Going Steady: You’ve had a few dates with great food, laughter and fun. The foundation is there, and there’s some foundational trust. The agent asks you to “go steady,” and you accept. This is when they can ask for the commitment — the purchase, appointment or paid subscription. It’s the point where it’s finally appropriate to ask you to sign an exclusivity agreement.
Engagement: Now, you’re excited about building a future. They’re talking about potential wedding destinations and children’s names and thinking about moving in. This is when excitement builds about the many possibilities. You go on tours of homes, or they help you stage your property. In short, they’re proving that you made the right choice.
Marriage: You’re well into your relationship, and you’re on solid, trusting ground. You marry, have kids and buy a house and continue on successfully for the long haul. This is when you may become an advocate and recommend the agent to your friends and family.
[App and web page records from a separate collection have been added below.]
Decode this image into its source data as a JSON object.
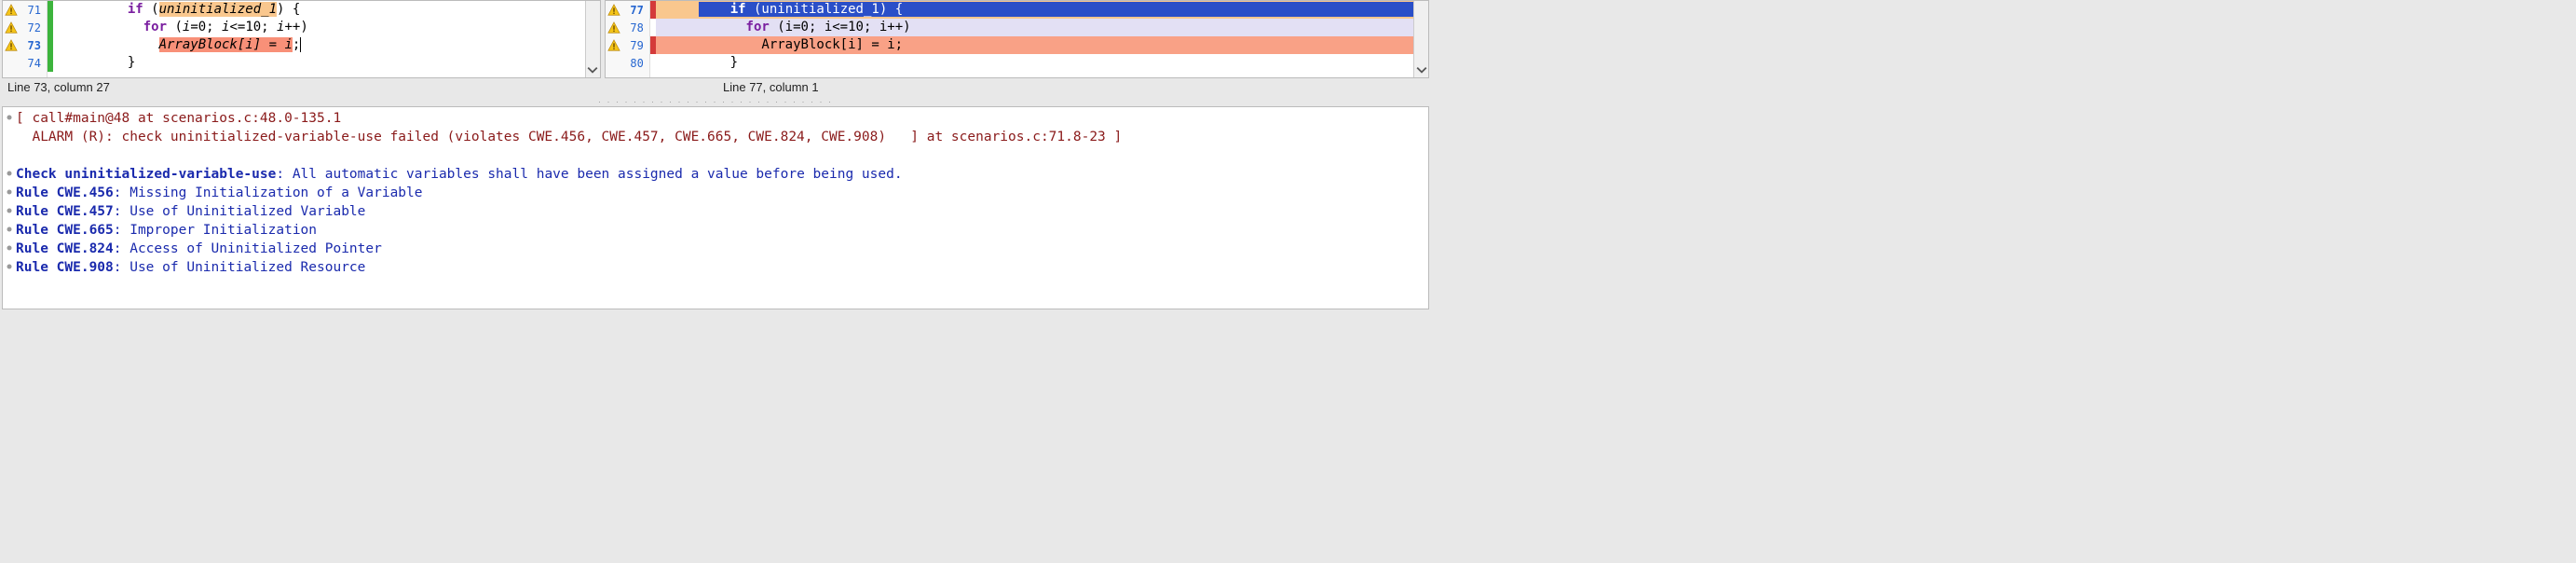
{
  "left_pane": {
    "lines": [
      {
        "num": "71",
        "warn": true,
        "bar": "cb-green",
        "indent": "         ",
        "tokens": [
          {
            "t": "if",
            "cls": "kw"
          },
          {
            "t": " ("
          },
          {
            "t": "uninitialized_1",
            "cls": "hl-orange varname"
          },
          {
            "t": ") {"
          }
        ]
      },
      {
        "num": "72",
        "warn": true,
        "bar": "cb-green",
        "indent": "           ",
        "tokens": [
          {
            "t": "for",
            "cls": "kw"
          },
          {
            "t": " ("
          },
          {
            "t": "i",
            "cls": "varname"
          },
          {
            "t": "=0; "
          },
          {
            "t": "i",
            "cls": "varname"
          },
          {
            "t": "<=10; "
          },
          {
            "t": "i",
            "cls": "varname"
          },
          {
            "t": "++)"
          }
        ]
      },
      {
        "num": "73",
        "warn": true,
        "bar": "cb-green",
        "bold": true,
        "indent": "             ",
        "tokens": [
          {
            "t": "ArrayBlock[i] = i",
            "cls": "hl-salmon varname"
          },
          {
            "t": ";"
          },
          {
            "t": "",
            "cls": "cursor"
          }
        ]
      },
      {
        "num": "74",
        "warn": false,
        "bar": "cb-green",
        "indent": "         ",
        "tokens": [
          {
            "t": "}"
          }
        ]
      }
    ],
    "status": "Line 73, column 27"
  },
  "right_pane": {
    "lines": [
      {
        "num": "77",
        "warn": true,
        "bar": "cb-red",
        "bold": true,
        "row_cls": "hl-orange",
        "pre_indent": "     ",
        "sel_indent": "    ",
        "tokens": [
          {
            "t": "if",
            "cls": "kw"
          },
          {
            "t": " (uninitialized_1) {"
          }
        ],
        "selected": true
      },
      {
        "num": "78",
        "warn": true,
        "bar": "",
        "row_cls": "hl-lavender",
        "indent": "           ",
        "tokens": [
          {
            "t": "for",
            "cls": "kw"
          },
          {
            "t": " (i=0; i<=10; i++)"
          }
        ]
      },
      {
        "num": "79",
        "warn": true,
        "bar": "cb-red",
        "row_cls": "hl-coral-row",
        "indent": "             ",
        "tokens": [
          {
            "t": "ArrayBlock[i] = i;"
          }
        ]
      },
      {
        "num": "80",
        "warn": false,
        "bar": "",
        "indent": "         ",
        "tokens": [
          {
            "t": "}"
          }
        ]
      }
    ],
    "status": "Line 77, column 1"
  },
  "bottom": {
    "lines": [
      {
        "cls": "dark-red",
        "tick": true,
        "text": "[ call#main@48 at scenarios.c:48.0-135.1"
      },
      {
        "cls": "dark-red",
        "text": "  ALARM (R): check uninitialized-variable-use failed (violates CWE.456, CWE.457, CWE.665, CWE.824, CWE.908)   ] at scenarios.c:71.8-23 ]"
      },
      {
        "text": " "
      },
      {
        "cls": "dark-blue",
        "tick": true,
        "parts": [
          {
            "t": "Check uninitialized-variable-use",
            "b": true
          },
          {
            "t": ": All automatic variables shall have been assigned a value before being used."
          }
        ]
      },
      {
        "cls": "dark-blue",
        "tick": true,
        "parts": [
          {
            "t": "Rule CWE.456",
            "b": true
          },
          {
            "t": ": Missing Initialization of a Variable"
          }
        ]
      },
      {
        "cls": "dark-blue",
        "tick": true,
        "parts": [
          {
            "t": "Rule CWE.457",
            "b": true
          },
          {
            "t": ": Use of Uninitialized Variable"
          }
        ]
      },
      {
        "cls": "dark-blue",
        "tick": true,
        "parts": [
          {
            "t": "Rule CWE.665",
            "b": true
          },
          {
            "t": ": Improper Initialization"
          }
        ]
      },
      {
        "cls": "dark-blue",
        "tick": true,
        "parts": [
          {
            "t": "Rule CWE.824",
            "b": true
          },
          {
            "t": ": Access of Uninitialized Pointer"
          }
        ]
      },
      {
        "cls": "dark-blue",
        "tick": true,
        "parts": [
          {
            "t": "Rule CWE.908",
            "b": true
          },
          {
            "t": ": Use of Uninitialized Resource"
          }
        ]
      }
    ]
  }
}
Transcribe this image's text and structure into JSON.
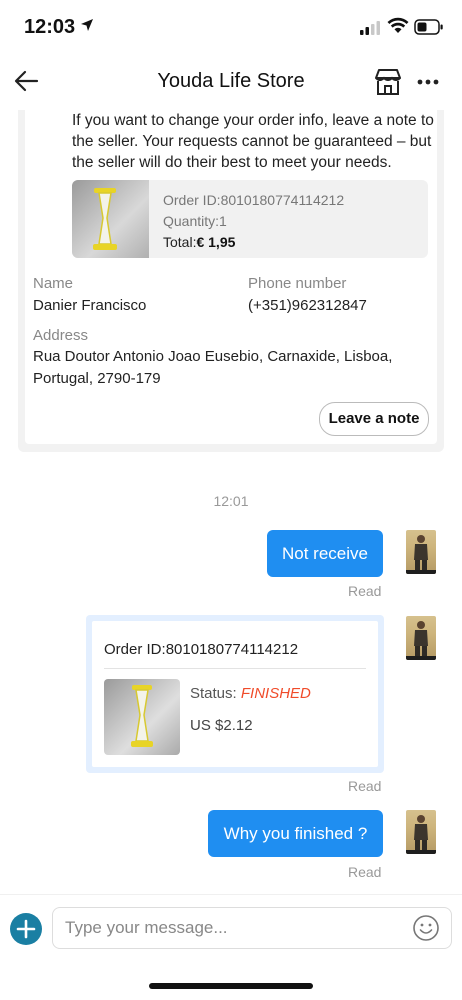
{
  "status_bar": {
    "time": "12:03"
  },
  "header": {
    "title": "Youda Life Store"
  },
  "info_card": {
    "message": "If you want to change your order info, leave a note to the seller. Your requests cannot be guaranteed – but the seller will do their best to meet your needs.",
    "order": {
      "id_label": "Order ID:",
      "id_value": "8010180774114212",
      "quantity_label": "Quantity:",
      "quantity_value": "1",
      "total_label": "Total:",
      "total_value": "€ 1,95"
    },
    "name_label": "Name",
    "name_value": "Danier Francisco",
    "phone_label": "Phone number",
    "phone_value": "(+351)962312847",
    "address_label": "Address",
    "address_line1": "Rua Doutor Antonio Joao Eusebio, Carnaxide, Lisboa,",
    "address_line2": "Portugal, 2790-179",
    "leave_note_label": "Leave a note"
  },
  "chat": {
    "timestamp": "12:01",
    "messages": [
      {
        "text": "Not receive",
        "read": "Read"
      },
      {
        "read": "Read"
      },
      {
        "text": "Why you finished ?",
        "read": "Read"
      }
    ],
    "order_card": {
      "id_label": "Order ID:",
      "id_value": "8010180774114212",
      "status_label": "Status: ",
      "status_value": "FINISHED",
      "price": "US $2.12"
    }
  },
  "input": {
    "placeholder": "Type your message..."
  },
  "colors": {
    "accent": "#1f8ef1",
    "status_finished": "#f04b2a",
    "add_button": "#1a7fa3"
  }
}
As unrelated as dating and real estate may seem, it’s a fun way to explain that buying or selling a home is not just a transaction; it is a business relationship. You will team up with your real estate agent and mortgage broker and collaborate on a strategy to get the most value for yourself. On the other side of this equation, there will be a buyer or seller who has their own team of advisors who are helping them to get the highest value. Most people take three months to successfully buy a home, so this is a serious and complex undertaking. In dating, you don’t ask for commitments too early or pressure someone to move in before they know anything about you. Likewise, when selecting your real estate professional, you should follow an incremental, natural progression that’s comfortable for you to confirm that your objectives and priorities are aligned.
That’s why Mortgage Sandbox developed the Match Finder app. It matches home buyers and sellers with local, pre-screened real estate agents and mortgage brokers based on aligned values. We believe aligned values lead to better working relationships and a more successful home buying and selling experience. If you’re in the market, try it today.